It’s like buying a multilevel house when you’re 70 where it’s very possible you won’t be able to reach the second floor at some point. Even an injury with a recovery period Will totally disrupt your life.

So if you’re going to buy a preamp and have it around for a while you’re really appreciate necessity of a fully functional remote.

My impression is that manufacturers are being extremely lazy by not doing a fully functional remote. There is no sound impact. Most will likely take interest in the additional cost.

Further what if you put it in a second room how inconvenient is this?



Thanks for @ blackdogs reference. Helpful in seeing where he is coming from, a competitor. His examples of “crappy integrated circuit volume” used in Audio Research equipment who’s sound “has been ruined” … making it a very inferior product had me question his motives. I have not found that to be true. In fact, I think this is a very self-discrediting statement.


I have had a number of products with discrete volume controls and not found them to be greatly superior to alternatives. High end audio component are composed of hundreds and hundreds of design decisions and components and singling out and slandering a single component as a fatal flaw on some of the finest equipment manufacturer seems a bit irresponsible… especially coming from another equipment manufacturer.

Hence the reason for my question. It was clear he had a chip on his shoulder… now it is clear from whence his prejudice comes. 


I've got a Herron Audio tube preamp with a remote (the smallest remote I've ever seen!), and I don't think Keith Herron would put something in his gear that would cause any noticeable sound degradation. I definitely need a remote as the source doesn't all come in at the same level, and when I use it for watching TV, I'm always having to shift the volume up and down... 

How would you know because if it's designed with or without that's is your only reference point  ? 

I resolved this clearly a while back but if anyone feels compelled to continue to debate a moot point feel free. 🤷

goofy how this thread on such a minor, non-issue hasn't died under its own weight...

[other brands mentioned + ]... Aries Cerat, and many others, fall very short not providing a fully functional remote. To not have a remote that controls standby.
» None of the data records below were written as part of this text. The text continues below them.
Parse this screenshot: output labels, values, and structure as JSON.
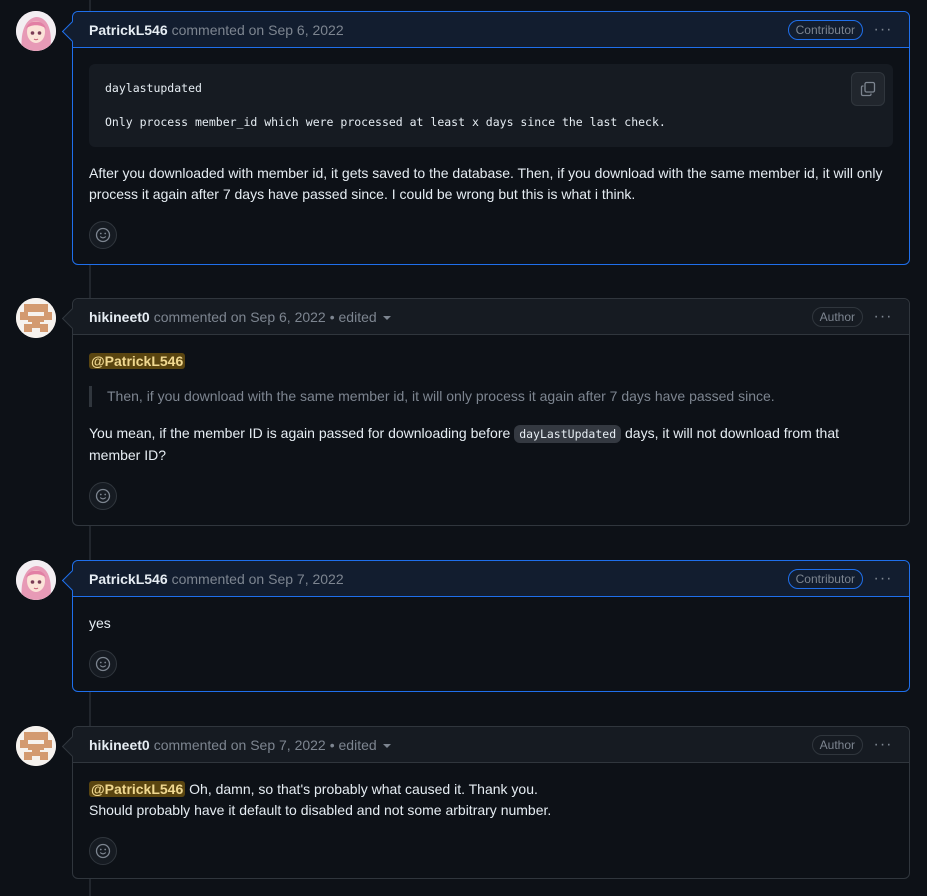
{
  "comments": [
    {
      "author": "PatrickL546",
      "meta": "commented on Sep 6, 2022",
      "badge": "Contributor",
      "code_line1": "daylastupdated",
      "code_line2": "Only process member_id which were processed at least x days since the last check.",
      "text": "After you downloaded with member id, it gets saved to the database. Then, if you download with the same member id, it will only process it again after 7 days have passed since. I could be wrong but this is what i think."
    },
    {
      "author": "hikineet0",
      "meta": "commented on Sep 6, 2022",
      "edited": "• edited",
      "badge": "Author",
      "mention": "@PatrickL546",
      "quote": "Then, if you download with the same member id, it will only process it again after 7 days have passed since.",
      "text_before": "You mean, if the member ID is again passed for downloading before ",
      "code": "dayLastUpdated",
      "text_after": " days, it will not download from that member ID?"
    },
    {
      "author": "PatrickL546",
      "meta": "commented on Sep 7, 2022",
      "badge": "Contributor",
      "text": "yes"
    },
    {
      "author": "hikineet0",
      "meta": "commented on Sep 7, 2022",
      "edited": "• edited",
      "badge": "Author",
      "mention": "@PatrickL546",
      "line1": " Oh, damn, so that's probably what caused it. Thank you.",
      "line2": "Should probably have it default to disabled and not some arbitrary number."
    }
  ],
  "kebab": "···",
  "colors": {
    "background": "#0d1117",
    "contributor_border": "#1f6feb",
    "mention_bg": "#5a4510"
  },
  "icons": [
    "avatar-anime-icon",
    "avatar-identicon-icon",
    "copy-icon",
    "smiley-icon",
    "kebab-icon",
    "caret-down-icon"
  ]
}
Volume and input selection is a major major disappointment.(@emergingsoul)

[please forgive my poor English]

FYI, the remote control of my Aries Cerat Incito ("basic" version, not ’S’ version) provides full control over the folllowing points:

  • volume control (stepped attenuator)
  • balance control
  • mute control
  • standby control
  • input switch control
  • display control

(The version I own does not have HT bypass, as I don’t need one: music only; so, cannot tell about this).


Previously, I owned a YBA 1 preamp, very open and known to "unthrottle" systems. But the Incito, that I could try at home, nevertheless gave my system a gobsmacking leap forward sonically speaking (the remote that the Incito provided was only an aside advantage). The dealer had insisted that I absolutely should compare the Aries Cerat Incito with an Audio Research Ref 5SE or 6. The comparison has not been possible though.


I think the remote is common to all models: